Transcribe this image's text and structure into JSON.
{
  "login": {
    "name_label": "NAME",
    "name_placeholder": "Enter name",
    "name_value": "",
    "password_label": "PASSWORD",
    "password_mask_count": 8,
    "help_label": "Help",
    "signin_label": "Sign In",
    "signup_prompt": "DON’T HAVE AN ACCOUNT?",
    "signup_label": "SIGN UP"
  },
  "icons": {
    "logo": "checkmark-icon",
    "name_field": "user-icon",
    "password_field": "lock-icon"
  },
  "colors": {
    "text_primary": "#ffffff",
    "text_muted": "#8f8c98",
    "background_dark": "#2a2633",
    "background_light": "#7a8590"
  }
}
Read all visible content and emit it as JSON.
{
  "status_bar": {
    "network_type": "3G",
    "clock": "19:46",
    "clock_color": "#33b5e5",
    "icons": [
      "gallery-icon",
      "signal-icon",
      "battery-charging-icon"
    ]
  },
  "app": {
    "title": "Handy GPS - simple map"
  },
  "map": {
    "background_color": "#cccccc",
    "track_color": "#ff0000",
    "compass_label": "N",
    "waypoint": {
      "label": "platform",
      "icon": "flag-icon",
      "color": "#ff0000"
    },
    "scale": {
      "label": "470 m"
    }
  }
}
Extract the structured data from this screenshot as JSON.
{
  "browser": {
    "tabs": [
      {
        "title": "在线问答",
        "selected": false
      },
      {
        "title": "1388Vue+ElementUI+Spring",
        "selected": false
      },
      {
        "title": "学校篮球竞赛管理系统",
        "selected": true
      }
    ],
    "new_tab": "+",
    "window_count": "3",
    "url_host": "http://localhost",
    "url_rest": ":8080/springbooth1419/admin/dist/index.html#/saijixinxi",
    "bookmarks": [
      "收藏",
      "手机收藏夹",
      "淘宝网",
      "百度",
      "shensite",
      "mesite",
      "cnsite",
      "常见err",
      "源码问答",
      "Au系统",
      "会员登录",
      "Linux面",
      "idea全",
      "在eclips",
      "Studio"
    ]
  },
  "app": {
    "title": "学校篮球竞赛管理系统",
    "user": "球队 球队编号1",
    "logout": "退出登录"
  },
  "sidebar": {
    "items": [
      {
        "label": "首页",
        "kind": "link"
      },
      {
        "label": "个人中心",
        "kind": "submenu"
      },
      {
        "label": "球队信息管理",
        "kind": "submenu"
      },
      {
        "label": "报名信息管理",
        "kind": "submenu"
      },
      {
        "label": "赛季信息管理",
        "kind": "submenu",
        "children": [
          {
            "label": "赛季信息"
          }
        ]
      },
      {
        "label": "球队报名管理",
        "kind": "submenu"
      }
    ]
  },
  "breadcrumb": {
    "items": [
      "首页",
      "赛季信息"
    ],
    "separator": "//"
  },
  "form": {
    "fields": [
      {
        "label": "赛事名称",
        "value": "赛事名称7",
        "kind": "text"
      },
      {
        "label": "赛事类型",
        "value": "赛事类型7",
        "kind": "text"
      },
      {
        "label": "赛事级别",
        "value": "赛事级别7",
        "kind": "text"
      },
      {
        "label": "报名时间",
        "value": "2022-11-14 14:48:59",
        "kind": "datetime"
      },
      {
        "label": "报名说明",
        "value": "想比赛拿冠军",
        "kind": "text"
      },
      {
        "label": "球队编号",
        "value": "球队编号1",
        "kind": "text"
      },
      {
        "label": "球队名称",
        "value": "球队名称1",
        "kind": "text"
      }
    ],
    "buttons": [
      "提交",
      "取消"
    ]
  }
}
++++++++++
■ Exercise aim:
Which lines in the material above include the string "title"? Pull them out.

■ Response to the exercise:
    "title": "Handy GPS - simple map"
        "title": "在线问答",
        "title": "1388Vue+ElementUI+Spring",
        "title": "学校篮球竞赛管理系统",
    "title": "学校篮球竞赛管理系统",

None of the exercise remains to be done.